What would you do if someone handed you a “secret” checkbook for an account filled with money?
I was about twenty-eight when it happened to me. I was pastoring my first church in Texas. John Saville was the chairman of our board of elders and in his early seventies at the time. To be honest, I thought he was a little kooky. I was both surprised and intrigued when he took me aside one day and said he wanted to “cut a deal.”
He handed me a checkbook for a discretionary account with a balance of $5,000.
“Here’s the deal,” John said. “God’s given me the desire and resources to help people, but I need you to be my eyes, my ears and my heart. Whenever you see a need that you think I would be excited about and could meet, I want you to use this money. Don’t tell anyone where it came from. Just take care of it and tell them that God paid it.”
I was shocked and sort of overwhelmed. At first I felt a lot of pressure about it – what if I chose to spend the money on the wrong things? After a while though, it got to be fun. All of a sudden, I felt like Santa Claus 365 days a year.
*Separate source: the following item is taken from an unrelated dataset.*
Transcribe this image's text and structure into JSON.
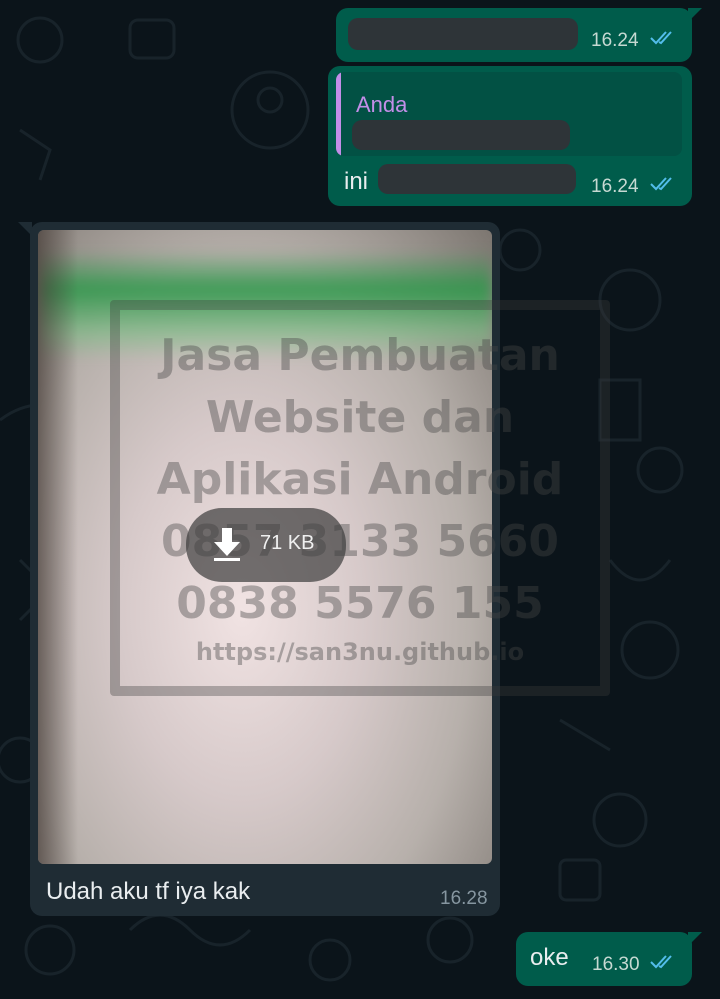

I had hidden resources at my discretion and was constantly asking God how to use them.
As a result of this deal, three major things happened in my life:
- Rarely did a day go by that I didn’t think about John. I was constantly asking myself, “What would John want me to do?” I’d known John for over a year but until our secret “deal” I’d never thought about him every day.
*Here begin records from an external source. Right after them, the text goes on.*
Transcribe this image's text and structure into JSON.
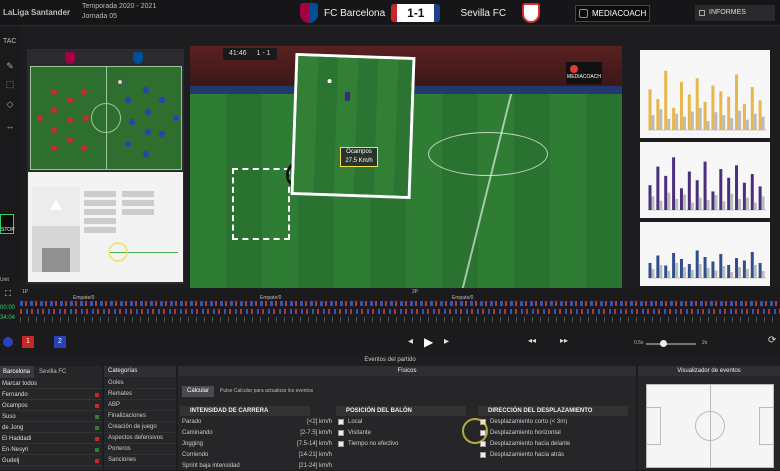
{
  "topbar": {
    "league": "LaLiga Santander",
    "season": "Temporada 2020 - 2021",
    "round": "Jornada 05",
    "home_team": "FC Barcelona",
    "away_team": "Sevilla FC",
    "score": "1-1",
    "mediacoach": "MEDIACOACH",
    "informes": "INFORMES"
  },
  "sidebar": {
    "tac": "TAC",
    "stop": "STOP",
    "unit": "Unit"
  },
  "video": {
    "clock": "41:46",
    "score": "1 - 1",
    "badge_text": "MEDIACOACH",
    "inset_player": "Ocampos",
    "inset_speed": "27.5 Km/h"
  },
  "timeline": {
    "p1": "1P",
    "p2": "2P",
    "time_a": "00:00",
    "time_b": "34:04",
    "label_a": "Empate/0",
    "label_b": "Empate/0",
    "label_c": "Empate/0",
    "speed_left": "0.5x",
    "speed_right": "2x"
  },
  "controls": {
    "count_a": "1",
    "count_b": "2"
  },
  "events": {
    "title": "Eventos del partido"
  },
  "teams": {
    "home_tab": "Barcelona",
    "away_tab": "Sevilla FC",
    "select_all": "Marcar todos",
    "players": [
      "Fernando",
      "Ocampos",
      "Suso",
      "de Jong",
      "El Haddadi",
      "En-Nesyri",
      "Gudelj"
    ]
  },
  "categories": {
    "header": "Categorías",
    "items": [
      "Goles",
      "Remates",
      "ABP",
      "Finalizaciones",
      "Creación de juego",
      "Aspectos defensivos",
      "Porteros",
      "Sanciones"
    ]
  },
  "fisicos": {
    "header": "Físicos",
    "calc_button": "Calcular",
    "calc_hint": "Pulse Calcular para actualizar los eventos",
    "col1_title": "INTENSIDAD DE CARRERA",
    "col1_rows": [
      {
        "label": "Parado",
        "range": "[<2] km/h"
      },
      {
        "label": "Caminando",
        "range": "[2-7.5] km/h"
      },
      {
        "label": "Jogging",
        "range": "[7.5-14] km/h"
      },
      {
        "label": "Corriendo",
        "range": "[14-21] km/h"
      },
      {
        "label": "Sprint baja intensidad",
        "range": "[21-24] km/h"
      }
    ],
    "col2_title": "POSICIÓN DEL BALÓN",
    "col2_rows": [
      "Local",
      "Visitante",
      "Tiempo no efectivo"
    ],
    "col3_title": "DIRECCIÓN DEL DESPLAZAMIENTO",
    "col3_rows": [
      "Desplazamiento corto (< 3m)",
      "Desplazamiento horizontal",
      "Desplazamiento hacia delante",
      "Desplazamiento hacia atrás"
    ]
  },
  "visualizer": {
    "title": "Visualizador de eventos"
  },
  "chart_data": [
    {
      "type": "bar",
      "series": [
        {
          "values": [
            55,
            42,
            80,
            30,
            65,
            48,
            70,
            38,
            60,
            52,
            45,
            75,
            35,
            58,
            40
          ]
        },
        {
          "values": [
            20,
            28,
            15,
            22,
            18,
            25,
            30,
            12,
            24,
            20,
            16,
            26,
            14,
            22,
            18
          ]
        }
      ]
    },
    {
      "type": "bar",
      "series": [
        {
          "values": [
            40,
            70,
            55,
            85,
            35,
            62,
            48,
            78,
            30,
            66,
            52,
            72,
            44,
            58,
            38
          ]
        },
        {
          "values": [
            22,
            15,
            28,
            18,
            25,
            12,
            20,
            16,
            24,
            14,
            26,
            18,
            20,
            12,
            22
          ]
        }
      ]
    },
    {
      "type": "bar",
      "series": [
        {
          "values": [
            30,
            45,
            25,
            50,
            38,
            28,
            55,
            42,
            33,
            48,
            26,
            40,
            35,
            52,
            30
          ]
        },
        {
          "values": [
            18,
            26,
            14,
            30,
            22,
            16,
            28,
            20,
            15,
            24,
            12,
            22,
            18,
            26,
            14
          ]
        }
      ]
    }
  ],
  "colors": {
    "accent_green": "#2fd06b",
    "highlight_yellow": "#f0e050",
    "bar_gold": "#e8b64a",
    "bar_purple": "#4a2f7a",
    "bar_blue": "#2e4f8c"
  }
}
- I suddenly had a heightened sense of accountability and kept meticulous records. Back then I wouldn’t typically sweat being a little “off” in my own personal checkbook, but that wasn’t acceptable when it came to John’s. He’d trusted me, and I wanted to be worthy of that trust.
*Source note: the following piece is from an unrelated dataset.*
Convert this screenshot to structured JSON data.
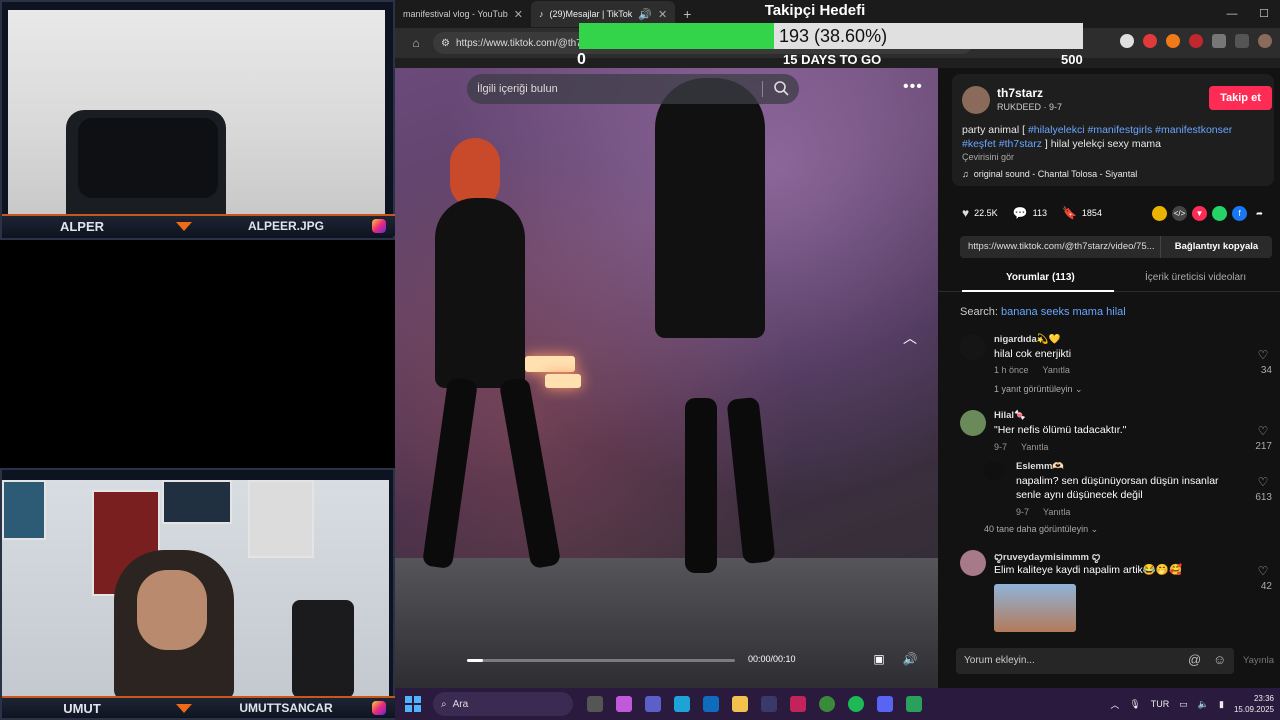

- John and I became best friends. I sought John out to understand his heart so that I would know how to use his money. Every few months John would buy me extravagant lunches and I would share stories about how people’s lives had been touched by his generosity. After we celebrated, he’d fill that account right back up and we’d do it all over again.
The genius of the relationship that I enjoyed with John Saville revealed a breakthrough concept that completely changed my thinking: God owns everything and has entrusted me as His resource manager.
What I experienced with John is exactly what God wants to experience with us. Learn to manage your money, time and talent based on God’s desires instead of your own and the same things happen: We begin to think about God every day. We take time to seek God out to learn how he would want his resources used. In the process, we are drawn closer to God and come to truly know him.
Many of us think of generosity as a “have to” – a necessary but unappealing aspect of the Christian life. True generosity isn’t rooted in guilt, self-righteousness or a martyr complex. It’s rooted in joy. It’s genius because it’s the smartest, most fulfilling way to live.
This week we’ll begin the series “The Genius of Generosity.” In it, we’ll examine the many ways to invest in God’s kingdom and the transformational results of doing so. Whether you listen online or host a group study, I pray that you’ll come to understand God’s design for generous living.
Keep Pressin’ Ahead,
Teaching Pastor, Living on the Edge
Founder & Teaching Pastor, Living on the Edge
Chip Ingram is the CEO and teaching pastor of Living on the Edge, an international teaching and discipleship ministry. A pastor for over thirty years, Chip has a unique ability to communicate truth and challenge people to live out their faith. He is the author of many books, including The Real God, Culture Shock and The Real Heaven. Chip and his wife, Theresa, have four grown children and twelve grandchildren and live in California.More Articles by Chip